In 1896 Worthing became founder members of the West Sussex County League in 1896, a league that they would go on to win on six occasions. In May 1900 another local club, Worthing Athletic FC were absorbed and a year later 'The Mackerel Men' as the club were nicknamed, moved into the Sports Ground, which would later be known as Woodside Road. Yet another club, Worthing Rovers FC were absorbed in 1905.
Worthing were to be re-nicknamed 'The Rebels' after they resigned from the league over a rule change. They went on to become founder members of the Sussex County League in 1920. In their twenty nine years of membership, the club were crowned champions eight times and they also finished as runners up on four occasions.
In 1949 Worthing joined the Corinthian League, before joining the Athenian League when it disbanded in 1963. The Rebels played in each of the different divisions in their new surroundings until they moved to the Isthmian League in 1977. Future Brighton & Hove Albion manager Barry Lloyd took over the reigns and led the side to the Premier Division.
The team ended as runners up twice in the eighties, but soon slid back down the divisions after Lloyd's departure. Former Northern Ireland international Gerry Armstrong was appointed as team boss. He led the side to one promotion and his successor John Robson did similar, but they were relegated after just one season.

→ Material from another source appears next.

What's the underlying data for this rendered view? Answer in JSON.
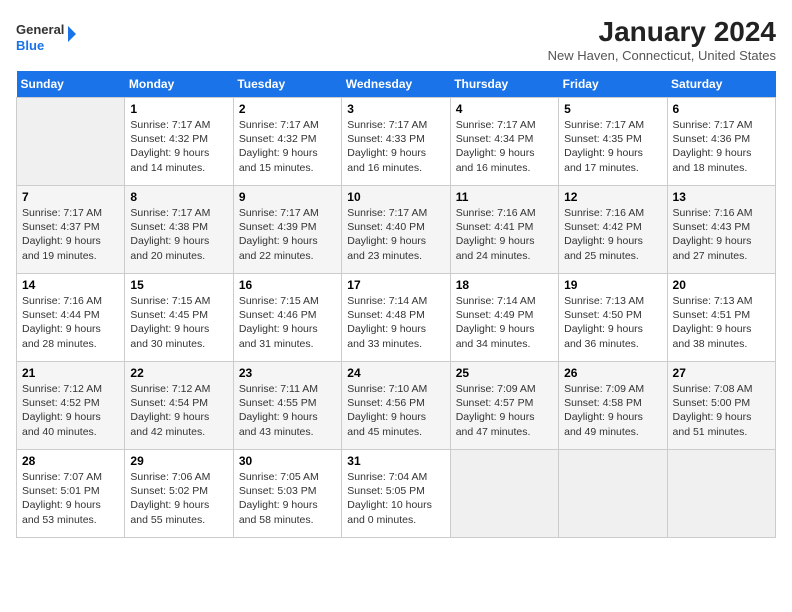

After the re-organisation of non league football in 2004, Worthing were placed in the Isthmian League Premier Division but were relegated at the end of the 2006-07 season. For two seasons in a row the team under the management of Alan Pook lost out in the end of season play offs. A new young boss Simon Colbran took over and also reached the same stage, but he left as the playing budget was cut to be replaced by Chris White in 2010.

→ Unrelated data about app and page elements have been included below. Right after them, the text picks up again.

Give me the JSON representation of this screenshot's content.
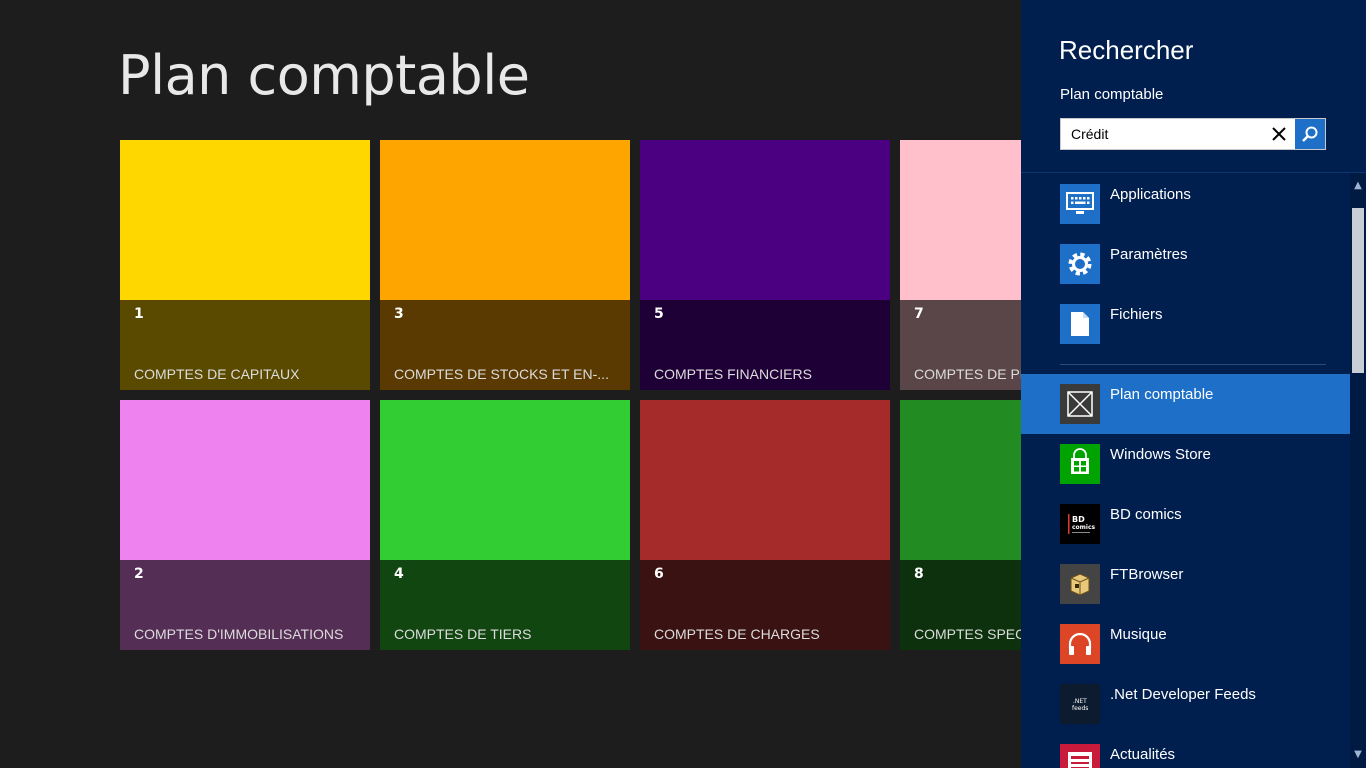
{
  "page": {
    "title": "Plan comptable"
  },
  "tiles": [
    {
      "number": "1",
      "label": "COMPTES DE CAPITAUX",
      "color": "#ffd700",
      "band": "#5a4a00"
    },
    {
      "number": "3",
      "label": "COMPTES DE STOCKS ET EN-...",
      "color": "#ffa500",
      "band": "#5a3a00"
    },
    {
      "number": "5",
      "label": "COMPTES FINANCIERS",
      "color": "#4b0082",
      "band": "#1f0036"
    },
    {
      "number": "7",
      "label": "COMPTES DE PR",
      "color": "#ffc0cb",
      "band": "#5a4649"
    },
    {
      "number": "2",
      "label": "COMPTES D'IMMOBILISATIONS",
      "color": "#ee82ee",
      "band": "#542e55"
    },
    {
      "number": "4",
      "label": "COMPTES DE TIERS",
      "color": "#32cd32",
      "band": "#114611"
    },
    {
      "number": "6",
      "label": "COMPTES DE CHARGES",
      "color": "#a52a2a",
      "band": "#3a1212"
    },
    {
      "number": "8",
      "label": "COMPTES SPECI",
      "color": "#228b22",
      "band": "#0c310c"
    }
  ],
  "search_pane": {
    "title": "Rechercher",
    "scope": "Plan comptable",
    "query": "Crédit",
    "categories": [
      {
        "label": "Applications",
        "icon": "keyboard-icon",
        "color": "#1e6fc8"
      },
      {
        "label": "Paramètres",
        "icon": "gear-icon",
        "color": "#1e6fc8"
      },
      {
        "label": "Fichiers",
        "icon": "document-icon",
        "color": "#1e6fc8"
      }
    ],
    "apps": [
      {
        "label": "Plan comptable",
        "icon": "placeholder-icon",
        "color": "#3a3a3a"
      },
      {
        "label": "Windows Store",
        "icon": "store-bag-icon",
        "color": "#00a300"
      },
      {
        "label": "BD comics",
        "icon": "bd-comics-logo-icon",
        "color": "#000000"
      },
      {
        "label": "FTBrowser",
        "icon": "ftbrowser-box-icon",
        "color": "#444444"
      },
      {
        "label": "Musique",
        "icon": "headphones-icon",
        "color": "#dc4626"
      },
      {
        "label": ".Net Developer Feeds",
        "icon": "net-feeds-icon",
        "color": "#0d1b2e"
      },
      {
        "label": "Actualités",
        "icon": "news-icon",
        "color": "#c81a3a"
      }
    ],
    "selected_app": "Plan comptable"
  }
}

Worthing FC will play the 2013-14 season in the Isthmian League Division One South
Friday 30th November 2008
I was on the West Sussex coast on a day off from work, enjoying visiting new towns and football clubs while trying to feel healthy once more after a night out on the town with my brother Nick. After my coach ride I had called in at three nearby clubs by train and had now arrived at the large Worthing station.
The town was well known as a seaside destination over the years, more for retired couples in recent times. It appeared to be neat enough, but I was on a tightish schedule because of the fading light, so I didn't adventure as much as I'd have like to have. Instead I took the short walk round to Woodside Road.

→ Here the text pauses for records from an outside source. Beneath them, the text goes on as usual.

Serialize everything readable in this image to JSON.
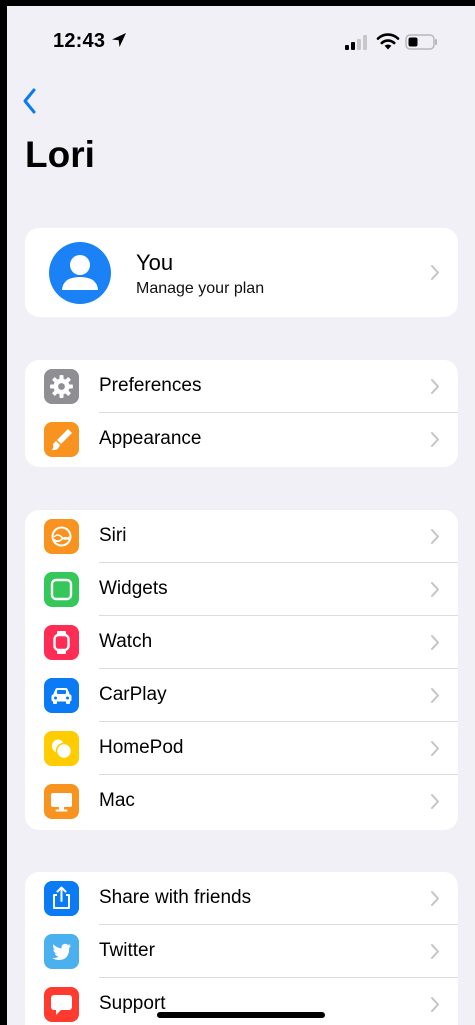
{
  "status_bar": {
    "time": "12:43",
    "icons": [
      "location-arrow-icon",
      "cellular-signal-icon",
      "wifi-icon",
      "battery-icon"
    ]
  },
  "nav": {
    "back_icon": "chevron-left-icon"
  },
  "page": {
    "title": "Lori"
  },
  "profile": {
    "name": "You",
    "subtitle": "Manage your plan",
    "avatar_icon": "person-icon",
    "avatar_color": "#1a82f6"
  },
  "groups": [
    {
      "items": [
        {
          "label": "Preferences",
          "icon": "gear-icon",
          "color": "#8e8e93"
        },
        {
          "label": "Appearance",
          "icon": "paintbrush-icon",
          "color": "#f7931e"
        }
      ]
    },
    {
      "items": [
        {
          "label": "Siri",
          "icon": "siri-icon",
          "color": "#f7931e"
        },
        {
          "label": "Widgets",
          "icon": "widget-square-icon",
          "color": "#35c759"
        },
        {
          "label": "Watch",
          "icon": "watch-icon",
          "color": "#ff2d55"
        },
        {
          "label": "CarPlay",
          "icon": "car-icon",
          "color": "#0a7af5"
        },
        {
          "label": "HomePod",
          "icon": "homepod-icon",
          "color": "#ffcc00"
        },
        {
          "label": "Mac",
          "icon": "desktop-icon",
          "color": "#f7931e"
        }
      ]
    },
    {
      "items": [
        {
          "label": "Share with friends",
          "icon": "share-icon",
          "color": "#0a7af5"
        },
        {
          "label": "Twitter",
          "icon": "twitter-bird-icon",
          "color": "#4ab0ee"
        },
        {
          "label": "Support",
          "icon": "chat-bubble-icon",
          "color": "#ff3b30"
        }
      ]
    }
  ]
}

As usual if I see anybody around a ground I pop in and ask for permission to enter the ground. I saw a man working in the clubhouse so I went and asked, and he said it was fine. I entered the ground where there was an older gent cutting the pitch and a couple of younger men working around the place. Another senior walked in and said hello. I started taking my pictures when the 'groundsman' came up on his mower and shouted to ask what I thought I was doing taking pictures of his football ground? Now that got my goat up immediately. I treat football clubs and their grounds with respect. Owners are merely custodians looking after their heritage. I can imagine such attitudes detering potential fans. It was completely over the top, especially compared to the general welcome elsewhere.
I explained my hobby and apologised and said that I don't make any financial gain from what I do. It was merely for my own enjoyment and to showcase clubs to fans far and wide. He told me I was OK but his attitude was most unwelcoming. I told him that I'd asked permission in the clubhouse. He said that he was in charge and he was the one to ask. I probably didn't help matters by jovially telling him that mind reading wasn't my strongest suit.
It was a shame I got such a reception and impression of the club as the ground was a real gem for traditionalists. The Main Stand was raised down one side with open standing to its side. There was a reasonable sized cover and a couple of steps of terracing at the Woodside Road End. The far end had a small shelter behind the goal as did the touchline down the right hand side with some flat standing in front of grass banking.
I set off having waved goodbye. I genuinely wanted to leave on good terms, but it does take two to tango. Maybe I'd just caught the old boy on an off day? I departed to the station for a train to visit East Preston FC, hoping to re-visit Woodside Road for a game and to see the resort as a whole.